---------- Dataset content
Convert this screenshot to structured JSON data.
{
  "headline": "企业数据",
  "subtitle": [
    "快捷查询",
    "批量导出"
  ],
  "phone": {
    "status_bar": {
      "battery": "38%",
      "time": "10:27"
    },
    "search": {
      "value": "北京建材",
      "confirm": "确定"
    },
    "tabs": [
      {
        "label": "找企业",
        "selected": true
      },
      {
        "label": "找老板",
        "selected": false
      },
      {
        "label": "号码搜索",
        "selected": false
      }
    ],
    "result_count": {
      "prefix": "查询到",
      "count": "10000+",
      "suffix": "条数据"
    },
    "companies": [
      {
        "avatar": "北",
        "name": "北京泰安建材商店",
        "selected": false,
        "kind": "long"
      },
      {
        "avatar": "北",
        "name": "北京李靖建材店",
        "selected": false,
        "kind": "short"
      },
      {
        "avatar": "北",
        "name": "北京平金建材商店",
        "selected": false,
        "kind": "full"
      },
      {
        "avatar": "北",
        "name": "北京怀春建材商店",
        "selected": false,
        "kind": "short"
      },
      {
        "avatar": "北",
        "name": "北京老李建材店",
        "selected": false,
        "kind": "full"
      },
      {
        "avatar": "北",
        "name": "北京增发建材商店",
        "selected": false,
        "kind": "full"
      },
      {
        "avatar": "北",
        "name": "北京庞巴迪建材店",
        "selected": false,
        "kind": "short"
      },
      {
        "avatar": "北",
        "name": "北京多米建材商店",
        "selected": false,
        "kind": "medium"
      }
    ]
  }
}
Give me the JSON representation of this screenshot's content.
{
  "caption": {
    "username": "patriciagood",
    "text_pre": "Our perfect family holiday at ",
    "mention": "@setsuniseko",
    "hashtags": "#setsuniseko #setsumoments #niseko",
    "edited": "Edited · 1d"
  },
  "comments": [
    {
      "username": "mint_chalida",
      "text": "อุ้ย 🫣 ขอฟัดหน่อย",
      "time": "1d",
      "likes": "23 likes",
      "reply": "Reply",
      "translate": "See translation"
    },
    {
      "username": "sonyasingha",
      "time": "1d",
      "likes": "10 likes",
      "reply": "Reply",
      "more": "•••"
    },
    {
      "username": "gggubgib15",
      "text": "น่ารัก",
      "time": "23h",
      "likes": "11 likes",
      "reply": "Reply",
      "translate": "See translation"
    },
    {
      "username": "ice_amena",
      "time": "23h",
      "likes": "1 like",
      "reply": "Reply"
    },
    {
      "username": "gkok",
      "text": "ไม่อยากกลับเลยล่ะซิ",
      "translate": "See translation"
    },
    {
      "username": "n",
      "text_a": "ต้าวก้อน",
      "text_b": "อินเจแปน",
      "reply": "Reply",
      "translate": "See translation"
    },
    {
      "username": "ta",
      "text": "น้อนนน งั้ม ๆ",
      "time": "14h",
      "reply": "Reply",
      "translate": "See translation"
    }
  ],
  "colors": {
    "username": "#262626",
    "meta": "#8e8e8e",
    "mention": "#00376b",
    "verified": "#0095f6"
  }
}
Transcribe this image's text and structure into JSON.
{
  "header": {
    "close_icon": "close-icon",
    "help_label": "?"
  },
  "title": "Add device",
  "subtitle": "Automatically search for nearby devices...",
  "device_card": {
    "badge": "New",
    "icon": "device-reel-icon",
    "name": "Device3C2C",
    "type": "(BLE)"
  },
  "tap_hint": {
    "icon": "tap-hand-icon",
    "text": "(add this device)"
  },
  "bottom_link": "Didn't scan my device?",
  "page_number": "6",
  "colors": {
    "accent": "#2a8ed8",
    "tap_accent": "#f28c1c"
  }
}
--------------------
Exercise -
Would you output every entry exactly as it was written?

Result of this task -
Convert this screenshot to structured JSON data.
{
  "headline": "企业数据",
  "subtitle": [
    "快捷查询",
    "批量导出"
  ],
  "phone": {
    "status_bar": {
      "battery": "38%",
      "time": "10:27"
    },
    "search": {
      "value": "北京建材",
      "confirm": "确定"
    },
    "tabs": [
      {
        "label": "找企业",
        "selected": true
      },
      {
        "label": "找老板",
        "selected": false
      },
      {
        "label": "号码搜索",
        "selected": false
      }
    ],
    "result_count": {
      "prefix": "查询到",
      "count": "10000+",
      "suffix": "条数据"
    },
    "companies": [
      {
        "avatar": "北",
        "name": "北京泰安建材商店",
        "selected": false,
        "kind": "long"
      },
      {
        "avatar": "北",
        "name": "北京李靖建材店",
        "selected": false,
        "kind": "short"
      },
      {
        "avatar": "北",
        "name": "北京平金建材商店",
        "selected": false,
        "kind": "full"
      },
      {
        "avatar": "北",
        "name": "北京怀春建材商店",
        "selected": false,
        "kind": "short"
      },
      {
        "avatar": "北",
        "name": "北京老李建材店",
        "selected": false,
        "kind": "full"
      },
      {
        "avatar": "北",
        "name": "北京增发建材商店",
        "selected": false,
        "kind": "full"
      },
      {
        "avatar": "北",
        "name": "北京庞巴迪建材店",
        "selected": false,
        "kind": "short"
      },
      {
        "avatar": "北",
        "name": "北京多米建材商店",
        "selected": false,
        "kind": "medium"
      }
    ]
  }
}
Give me the JSON representation of this screenshot's content.
{
  "caption": {
    "username": "patriciagood",
    "text_pre": "Our perfect family holiday at ",
    "mention": "@setsuniseko",
    "hashtags": "#setsuniseko #setsumoments #niseko",
    "edited": "Edited · 1d"
  },
  "comments": [
    {
      "username": "mint_chalida",
      "text": "อุ้ย 🫣 ขอฟัดหน่อย",
      "time": "1d",
      "likes": "23 likes",
      "reply": "Reply",
      "translate": "See translation"
    },
    {
      "username": "sonyasingha",
      "time": "1d",
      "likes": "10 likes",
      "reply": "Reply",
      "more": "•••"
    },
    {
      "username": "gggubgib15",
      "text": "น่ารัก",
      "time": "23h",
      "likes": "11 likes",
      "reply": "Reply",
      "translate": "See translation"
    },
    {
      "username": "ice_amena",
      "time": "23h",
      "likes": "1 like",
      "reply": "Reply"
    },
    {
      "username": "gkok",
      "text": "ไม่อยากกลับเลยล่ะซิ",
      "translate": "See translation"
    },
    {
      "username": "n",
      "text_a": "ต้าวก้อน",
      "text_b": "อินเจแปน",
      "reply": "Reply",
      "translate": "See translation"
    },
    {
      "username": "ta",
      "text": "น้อนนน งั้ม ๆ",
      "time": "14h",
      "reply": "Reply",
      "translate": "See translation"
    }
  ],
  "colors": {
    "username": "#262626",
    "meta": "#8e8e8e",
    "mention": "#00376b",
    "verified": "#0095f6"
  }
}
Transcribe this image's text and structure into JSON.
{
  "header": {
    "close_icon": "close-icon",
    "help_label": "?"
  },
  "title": "Add device",
  "subtitle": "Automatically search for nearby devices...",
  "device_card": {
    "badge": "New",
    "icon": "device-reel-icon",
    "name": "Device3C2C",
    "type": "(BLE)"
  },
  "tap_hint": {
    "icon": "tap-hand-icon",
    "text": "(add this device)"
  },
  "bottom_link": "Didn't scan my device?",
  "page_number": "6",
  "colors": {
    "accent": "#2a8ed8",
    "tap_accent": "#f28c1c"
  }
}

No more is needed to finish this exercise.